* [Problem requirements]: For each entry, repeat the text exactly and omit any picture it holds.

* [Dataset records]:
┌────────

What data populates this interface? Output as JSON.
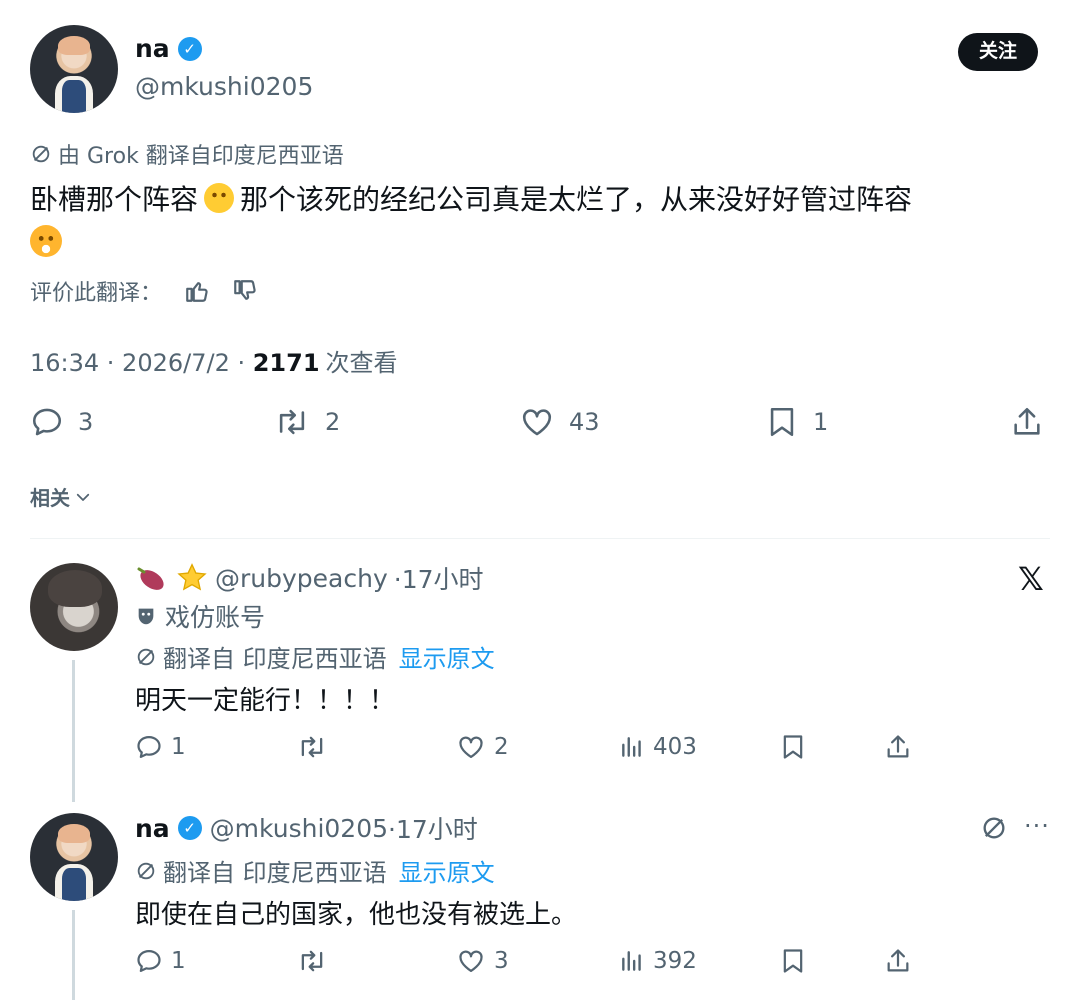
{
  "main_post": {
    "author_name": "na",
    "author_handle": "@mkushi0205",
    "follow_label": "关注",
    "translation_note": "由 Grok 翻译自印度尼西亚语",
    "text_line1": "卧槽那个阵容",
    "text_line1b": "那个该死的经纪公司真是太烂了，从来没好好管过阵容",
    "rate_label": "评价此翻译：",
    "time": "16:34 · 2026/7/2 · ",
    "views": "2171",
    "views_suffix": "次查看",
    "stats": {
      "replies": "3",
      "reposts": "2",
      "likes": "43",
      "bookmarks": "1"
    },
    "icons": [
      "translate-icon",
      "thumbs-up-icon",
      "thumbs-down-icon",
      "reply-icon",
      "repost-icon",
      "like-icon",
      "bookmark-icon",
      "share-icon"
    ]
  },
  "related": {
    "label": "相关"
  },
  "replies": [
    {
      "author_handle": "@rubypeachy",
      "time": "·17小时",
      "parody_label": "戏仿账号",
      "translated_from": "翻译自 印度尼西亚语",
      "show_original": "显示原文",
      "text": "明天一定能行！！！！",
      "stats": {
        "replies": "1",
        "reposts": "",
        "likes": "2",
        "views": "403"
      }
    },
    {
      "author_name": "na",
      "author_handle": "@mkushi0205",
      "time": "·17小时",
      "translated_from": "翻译自 印度尼西亚语",
      "show_original": "显示原文",
      "text": "即使在自己的国家，他也没有被选上。",
      "stats": {
        "replies": "1",
        "reposts": "",
        "likes": "3",
        "views": "392"
      }
    }
  ],
  "colors": {
    "accent": "#1d9bf0",
    "text": "#0f1419",
    "secondary": "#536471"
  }
}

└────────

* [Exercise result]:
What data populates this interface? Output as JSON.
{
  "main_post": {
    "author_name": "na",
    "author_handle": "@mkushi0205",
    "follow_label": "关注",
    "translation_note": "由 Grok 翻译自印度尼西亚语",
    "text_line1": "卧槽那个阵容",
    "text_line1b": "那个该死的经纪公司真是太烂了，从来没好好管过阵容",
    "rate_label": "评价此翻译：",
    "time": "16:34 · 2026/7/2 · ",
    "views": "2171",
    "views_suffix": "次查看",
    "stats": {
      "replies": "3",
      "reposts": "2",
      "likes": "43",
      "bookmarks": "1"
    },
    "icons": [
      "translate-icon",
      "thumbs-up-icon",
      "thumbs-down-icon",
      "reply-icon",
      "repost-icon",
      "like-icon",
      "bookmark-icon",
      "share-icon"
    ]
  },
  "related": {
    "label": "相关"
  },
  "replies": [
    {
      "author_handle": "@rubypeachy",
      "time": "·17小时",
      "parody_label": "戏仿账号",
      "translated_from": "翻译自 印度尼西亚语",
      "show_original": "显示原文",
      "text": "明天一定能行！！！！",
      "stats": {
        "replies": "1",
        "reposts": "",
        "likes": "2",
        "views": "403"
      }
    },
    {
      "author_name": "na",
      "author_handle": "@mkushi0205",
      "time": "·17小时",
      "translated_from": "翻译自 印度尼西亚语",
      "show_original": "显示原文",
      "text": "即使在自己的国家，他也没有被选上。",
      "stats": {
        "replies": "1",
        "reposts": "",
        "likes": "3",
        "views": "392"
      }
    }
  ],
  "colors": {
    "accent": "#1d9bf0",
    "text": "#0f1419",
    "secondary": "#536471"
  }
}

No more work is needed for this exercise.